## TASK REQUIREMENTS
Each line of the records that holds "header" should be shown in full.

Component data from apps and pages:
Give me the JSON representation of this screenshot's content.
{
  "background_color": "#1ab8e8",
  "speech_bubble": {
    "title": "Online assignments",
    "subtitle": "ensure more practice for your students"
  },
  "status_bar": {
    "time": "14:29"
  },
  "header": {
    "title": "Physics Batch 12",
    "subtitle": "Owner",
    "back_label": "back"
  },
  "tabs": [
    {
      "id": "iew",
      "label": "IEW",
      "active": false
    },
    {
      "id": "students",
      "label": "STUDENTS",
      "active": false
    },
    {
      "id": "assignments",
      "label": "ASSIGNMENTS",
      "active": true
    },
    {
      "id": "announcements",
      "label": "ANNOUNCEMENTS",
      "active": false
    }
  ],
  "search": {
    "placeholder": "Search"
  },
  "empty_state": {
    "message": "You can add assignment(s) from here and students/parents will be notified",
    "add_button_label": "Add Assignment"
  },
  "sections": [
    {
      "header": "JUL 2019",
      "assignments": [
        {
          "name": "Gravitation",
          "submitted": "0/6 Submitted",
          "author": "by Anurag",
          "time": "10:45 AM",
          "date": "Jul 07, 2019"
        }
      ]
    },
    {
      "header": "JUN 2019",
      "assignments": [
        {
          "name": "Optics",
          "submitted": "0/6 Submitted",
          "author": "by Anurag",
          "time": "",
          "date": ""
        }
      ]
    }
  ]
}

## OUTPUT
  "header": {
      "header": "JUL 2019",
      "header": "JUN 2019",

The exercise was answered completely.